There is a sharp edge of language and story in this startling beautiful, stark novel of recent history in Canada--the reality of the 1960's & 70's life for Native Peoples. Here is seven year old Saul Indian Horse (Ojibway) and his succor which is hockey; the beauty of the ice and its "white glory" that proves to be his lifeline. This is a story of surviving the things that can save, tear down and restore your core being. — Maeve Noonan
Named a "Best Novel of the Decade" by Literary Hub Saul Indian Horse is a child when his family retreats into the woods. Among the lakes and the cedars, they attempt to reconnect with half-forgotten traditions and hide from the authorities who have been kidnapping Ojibway youth. But when winter approaches, Saul loses everything: his brother, his parents, his beloved grandmother--and then his home itself.
Alone in the world and placed in a horrific boarding school, Saul is surrounded by violence and cruelty. At the urging of a priest, he finds a tentative salvation in hockey. Rising at dawn to practice alone, Saul proves determined and undeniably gifted. His intuition and vision are unmatched. His speed is remarkable. Together they open doors for him: away from the school, into an all-Ojibway amateur circuit, and finally within grasp of a professional career. Yet as Saul's victories mount, so do the indignities and the taunts, the racism and the hatred--the harshness of a world that will never welcome him, tied inexorably to the sport he loves.
Spare and compact yet undeniably rich, Indian Horse

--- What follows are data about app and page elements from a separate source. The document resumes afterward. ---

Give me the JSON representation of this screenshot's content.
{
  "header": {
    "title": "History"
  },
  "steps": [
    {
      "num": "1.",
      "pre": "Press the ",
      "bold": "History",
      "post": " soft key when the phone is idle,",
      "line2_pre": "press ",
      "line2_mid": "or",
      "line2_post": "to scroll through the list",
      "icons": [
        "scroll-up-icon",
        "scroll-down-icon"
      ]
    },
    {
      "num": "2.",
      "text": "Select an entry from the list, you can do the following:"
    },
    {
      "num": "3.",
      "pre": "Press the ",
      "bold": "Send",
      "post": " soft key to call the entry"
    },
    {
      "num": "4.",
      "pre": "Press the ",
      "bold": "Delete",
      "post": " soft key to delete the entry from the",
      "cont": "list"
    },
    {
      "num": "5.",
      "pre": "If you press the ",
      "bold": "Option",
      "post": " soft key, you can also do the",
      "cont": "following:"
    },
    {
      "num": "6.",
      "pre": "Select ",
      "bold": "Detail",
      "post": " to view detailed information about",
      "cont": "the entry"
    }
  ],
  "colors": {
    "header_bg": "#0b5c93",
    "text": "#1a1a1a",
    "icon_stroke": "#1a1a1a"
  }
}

is at once a heartbreaking account of a dark chapter in our history and a moving coming-of-age story.